I had 6 rounds of FEC-T chemotherapy starting in September 2018, each giving me a slightly different set of side effects, so I did my best to stay as active and eating healthily during my treatment.
After I finished my chemotherapy in January 2019, I had a few weeks to recover and then had a double mastectomy in February 2019, this also included full axillary node clearance of 23 nodes in total and temporary breast expanders fitted. The recovery from this was hard going, but knowing that I’d had everything removed was what got me through it.
I then needed 30 sessions of radiotherapy, which fortunately was possible to be done simultaneously, so it was completed after 15 days.
It was suggested to me to have genetic testing done because of my diagnosis at such a young age and the fact that my Dad had passed away from prostate cancer 6 years prior to my diagnosis.
It transpired that I carry the BRAC2 gene, so I took it that this was always going be a substantial risk of occurrence for me, it was just a blessing in a way that being pregnant sped up the growth and it was detected much sooner than it could have been.
Knowing that I have this gene made my decision much easier for also then having my ovaries removed. I was already on hormone suppressants, but this just made more sense for me.

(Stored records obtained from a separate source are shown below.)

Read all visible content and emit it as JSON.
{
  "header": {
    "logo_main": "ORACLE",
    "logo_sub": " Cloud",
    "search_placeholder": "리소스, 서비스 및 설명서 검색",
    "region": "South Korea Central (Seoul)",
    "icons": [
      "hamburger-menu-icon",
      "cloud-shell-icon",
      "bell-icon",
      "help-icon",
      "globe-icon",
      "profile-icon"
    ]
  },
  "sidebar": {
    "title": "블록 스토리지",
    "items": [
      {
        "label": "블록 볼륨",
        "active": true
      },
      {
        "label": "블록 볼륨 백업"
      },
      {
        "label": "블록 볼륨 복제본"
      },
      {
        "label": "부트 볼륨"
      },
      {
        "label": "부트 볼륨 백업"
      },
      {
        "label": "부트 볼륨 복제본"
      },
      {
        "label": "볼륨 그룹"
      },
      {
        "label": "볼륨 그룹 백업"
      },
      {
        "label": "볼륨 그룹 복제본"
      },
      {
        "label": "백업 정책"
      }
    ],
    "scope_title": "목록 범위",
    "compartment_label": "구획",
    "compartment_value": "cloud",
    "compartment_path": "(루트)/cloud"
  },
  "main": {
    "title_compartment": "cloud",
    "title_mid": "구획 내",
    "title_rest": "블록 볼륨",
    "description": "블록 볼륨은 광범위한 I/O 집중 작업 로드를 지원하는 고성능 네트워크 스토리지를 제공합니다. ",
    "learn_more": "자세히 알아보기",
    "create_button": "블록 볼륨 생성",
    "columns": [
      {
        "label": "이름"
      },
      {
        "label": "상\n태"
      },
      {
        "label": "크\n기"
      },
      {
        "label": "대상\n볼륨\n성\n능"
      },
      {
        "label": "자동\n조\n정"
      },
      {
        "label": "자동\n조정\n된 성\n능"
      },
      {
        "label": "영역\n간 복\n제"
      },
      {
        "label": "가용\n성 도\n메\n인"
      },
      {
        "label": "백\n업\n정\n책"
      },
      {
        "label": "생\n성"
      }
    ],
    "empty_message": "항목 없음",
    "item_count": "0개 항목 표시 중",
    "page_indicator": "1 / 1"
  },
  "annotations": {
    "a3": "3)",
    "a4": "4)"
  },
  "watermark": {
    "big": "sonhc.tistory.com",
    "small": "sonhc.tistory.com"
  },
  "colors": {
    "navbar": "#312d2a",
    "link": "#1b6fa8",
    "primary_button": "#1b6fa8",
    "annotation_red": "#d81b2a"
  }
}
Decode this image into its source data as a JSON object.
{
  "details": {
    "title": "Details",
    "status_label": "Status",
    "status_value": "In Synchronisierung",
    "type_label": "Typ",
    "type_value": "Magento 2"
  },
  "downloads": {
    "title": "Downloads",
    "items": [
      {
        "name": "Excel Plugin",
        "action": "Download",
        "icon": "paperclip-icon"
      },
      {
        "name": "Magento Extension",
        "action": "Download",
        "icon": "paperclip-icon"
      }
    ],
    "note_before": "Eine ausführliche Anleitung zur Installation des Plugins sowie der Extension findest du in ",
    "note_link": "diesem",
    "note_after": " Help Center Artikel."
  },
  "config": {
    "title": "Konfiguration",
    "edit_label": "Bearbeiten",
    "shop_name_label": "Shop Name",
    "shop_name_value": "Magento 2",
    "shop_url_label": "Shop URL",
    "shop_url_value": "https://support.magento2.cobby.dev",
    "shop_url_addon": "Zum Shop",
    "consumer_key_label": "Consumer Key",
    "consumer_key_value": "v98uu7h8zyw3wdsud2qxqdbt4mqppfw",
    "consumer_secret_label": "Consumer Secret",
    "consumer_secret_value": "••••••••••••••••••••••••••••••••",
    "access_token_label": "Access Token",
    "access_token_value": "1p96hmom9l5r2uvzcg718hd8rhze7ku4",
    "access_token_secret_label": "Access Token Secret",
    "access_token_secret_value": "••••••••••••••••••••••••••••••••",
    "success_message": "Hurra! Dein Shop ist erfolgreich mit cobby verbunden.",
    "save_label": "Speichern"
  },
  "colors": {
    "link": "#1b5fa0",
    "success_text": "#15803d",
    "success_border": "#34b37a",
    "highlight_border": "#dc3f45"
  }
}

We have been fortunate enough to complete our family with our two incredible sons, therefore there was never a doubt that if there were steps I could take to reduce additional risk I would take them.
For my final reconstructive surgery I opted for DIEP surgery, I deliberated a lot about whether to go ahead with this or whether to opt for implants. I had numerous discussions with my breast surgeon & breast nurse who took the time to talk me through everything, putting all my concerns to rest. I was then recommended to a plastic surgeon who was also so helpful in reassuring me about the surgery.
The main concern I had, was the length of recovery and how this would be possible with 2 small children, along with whether I was going to feel comfortable looking at myself again after the surgery.
I am beyond pleased that this was the route I chose for my reconstruction, it was tough initially with the recovery, but the end result was so worth it. The recovery was so much better than I anticipated and its just so nice to have something that is all natural to me again. I still have a few more adjustments that are required for me to be complete with my reconstruction, but in comparison to what I’ve been through so far, these should be no problem.
Going through these past couple of years certainly gave me some very low days, physically and mentally. Some days I felt like I was being robbed of my time with family, but then my whole purpose was to fight through it, so that I could carry on with the time with my family. Keeping that mindset got me through the bad days, I felt like there was no way I was going to allow my life to be disrupted so much by the this.
It was often difficult to cope with being a mum and patient at the same time. It wasn’t as easy to get the rest that I sometimes needed, as I had 2 small children to look after, but it did me good that I had my children almost dragging me through each day and putting all my focus into caring for them. I have an absolutely wonderful family and set of friends who were there any time I needed them as well to support with any part of my recovery.
That said the care team have been phenomenal and I can not begin to thank them enough for all their help and support. Being kept informed throughout has made such a difference too, as I felt like I could prepare myself for each stage mentally and have all the questions ready I needed to ask.
There wasn’t and still hasn’t been a moment where I didn’t feel I had anyone to turn to, no matter how small the question was.
I’m now happy to say that I can enjoy my time as a mum, like everyone else and there is no longer this enormous dark cloud hanging over me.
In you need help, get in touch